Sylvia Woods started playing the harp while she was a student at University of Redlands in the late 1960s. Originally a piano student, Woods switched to the pedal harp.


Several years later after hearing folk harpist Alan Stivell, Woods became interested in folk harp. Due to the lack of teaching materials and music specifically written for the folk harp, Woods began arranging pieces for the harp and published her first harp music book in 1978. She has also made three CDs of harp music.

Since 1980, Woods has toured as a solo performer on the folk harp. She’s taught master classes in the United States and Ireland and judged numerous competitions including the Guinness World Trophy for the Celtic Harp competition in France.

She’s also performed on radio programs, including “A Prairie Home Companion” and played on the soundtrack for the film “Dead Poets Society.”

Her store started as a mail order business, and Woods and her partner and husband, Tom, still print more than 60,000 copies of their 72-page catalogue and mail them worldwide. Besides selling and renting harps, the store also sells sheet music, harp music accessories, tapes and CDs.

The store carries pedal harps manufactured by Lyon and Healy of Chicago, [considered the Rolls-Royce of pedal harps] and Salvi of Italy, plus folk harps by Dusty Strings and Triplett. Woods also sponsors a concert series featuring internationally known harpists of various musical shadings.

“The magic thing about harps is that everyone likes it,” says professional harpist Carol Tatum, who performs regularly throughout Los Angeles. “The appeal of the harp transcends all boundaries: kids, older people, gang members, all kinds of people.”
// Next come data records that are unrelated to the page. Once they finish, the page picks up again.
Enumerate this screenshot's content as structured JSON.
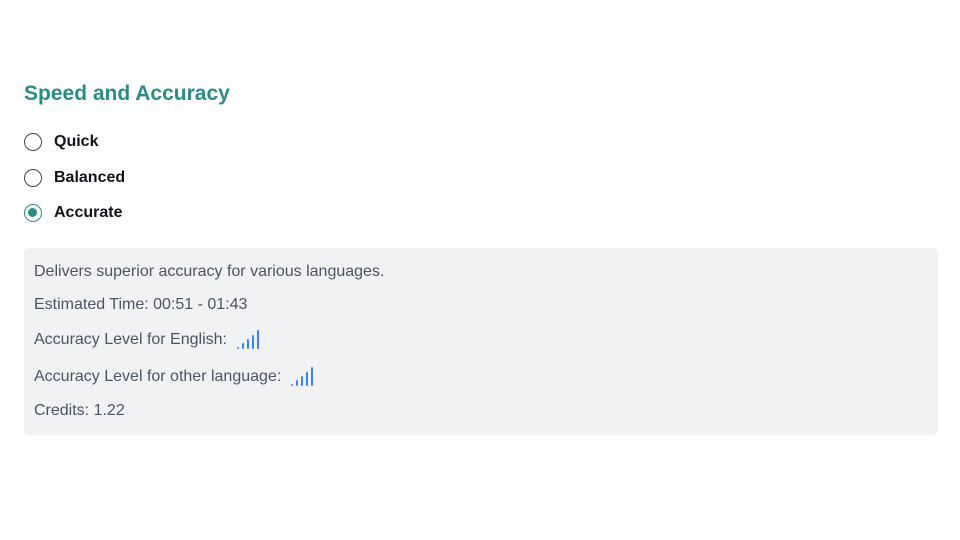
{
  "section": {
    "title": "Speed and Accuracy"
  },
  "options": [
    {
      "label": "Quick",
      "selected": false
    },
    {
      "label": "Balanced",
      "selected": false
    },
    {
      "label": "Accurate",
      "selected": true
    }
  ],
  "details": {
    "description": "Delivers superior accuracy for various languages.",
    "estimated_time": "Estimated Time: 00:51 - 01:43",
    "accuracy_english_label": "Accuracy Level for English:",
    "accuracy_english_level": 4,
    "accuracy_other_label": "Accuracy Level for other language:",
    "accuracy_other_level": 4,
    "accuracy_max_level": 5,
    "credits": "Credits: 1.22"
  },
  "colors": {
    "accent": "#2a8c86",
    "signal": "#3b82f6"
  }
}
Although Tatum has played guitar and mandolin since she was 7 years old, she didn’t start on the folk harp until about three years ago.

“I bought a harp from a friend of mine and it sat around for a year,” Tatum says. “One day, I sat down to play and it just fit like a hand and glove. I was able to play almost immediately.”

Tatum plays regularly at the Hibiscus Cafe in Glendale and also on the Venice Beach Boardwalk. She writes music for harp, flute and cello that’s performed by her ensemble, the Angels of Venice, who have also recorded a CD for Epiphany Records. Their style of music has been described as neoclassical. The Angels also played at Dodger Stadium last year, when the “Three Tenors,” Luciano Pavarotti, Placido Domingo and Jose Carreras, performed.

“I’ve found my home,” Tatum says. “The harp will be my instrument for the rest of my life.”

Karina Patrikian emigrated to Los Angeles from Moscow six years ago. She has studied the pedal harp since she was 5, and attended the Tchaikovsky Music Conservatory in Moscow.

Russian authorities would not let her take her harp when she emigrated. But here in Los Angeles, she found an antique harp with no strings and a cracked soundboard that she was able to restore.


Today, Patrikian, who lives in La Crescenta, plays at weddings and private parties. Her repertoire is usually classical pieces arranged for the pedal harp.

“People love harps, everybody loves them,” says Patrikian. “I think it represents heaven; it’s a holy sound.”



Nearby places to hear the harp:

* Bob Burns Restaurant, 21821 Oxnard St., Woodland Hills, (818) 883-2145.

* Bookgrinders, 13321 Burbank Blvd., Van Nuys, (818) 988-4503.

* Hibiscus Cafe, 3459 N. Verdugo Road, Glendale, (818) 541-9918.

* Kaldi Coffee House, 1019 El Centro, South Pasadena, (818) 403-5951.

* Lerma 76, 112 E. Wilson Ave., Glendale, (818) 507-8584.

* Peninsula Hotel, 9882 Little Santa Monica Blvd., Beverly Hills, (310) 273-4888.

* The Tower Restaurant, 1150 S. Olive St., Los Angeles, (213) 746-1554.

* The Wherehouse restaurant, 4499 Admiralty Way, Marina del Rey, (310) 823-5451.

The Sylvia Woods Harp Center, 915 N. Glendale Ave., Glendale, (818) 956-1363, sponsors a workshop and concert series:

* Sunday: Irish Harpist Patrick Ball in concert, $15 advance purchase, $17 at the door.

* Oct. 14, 24, Nov. 11 and 21: “I’ve Always Wanted to Play the Harp” workshop. Free.

* Nov. 5: Welsh harpist Robin Huw Bowen will conduct a workshop and perform a concert, $15 advance purchase, $17 at the door.

* Nov. 19: Jazz harpist Deborah Henson-Conant will conduct a workshop and perform a concert, $17 advance purchase, $19 at the door.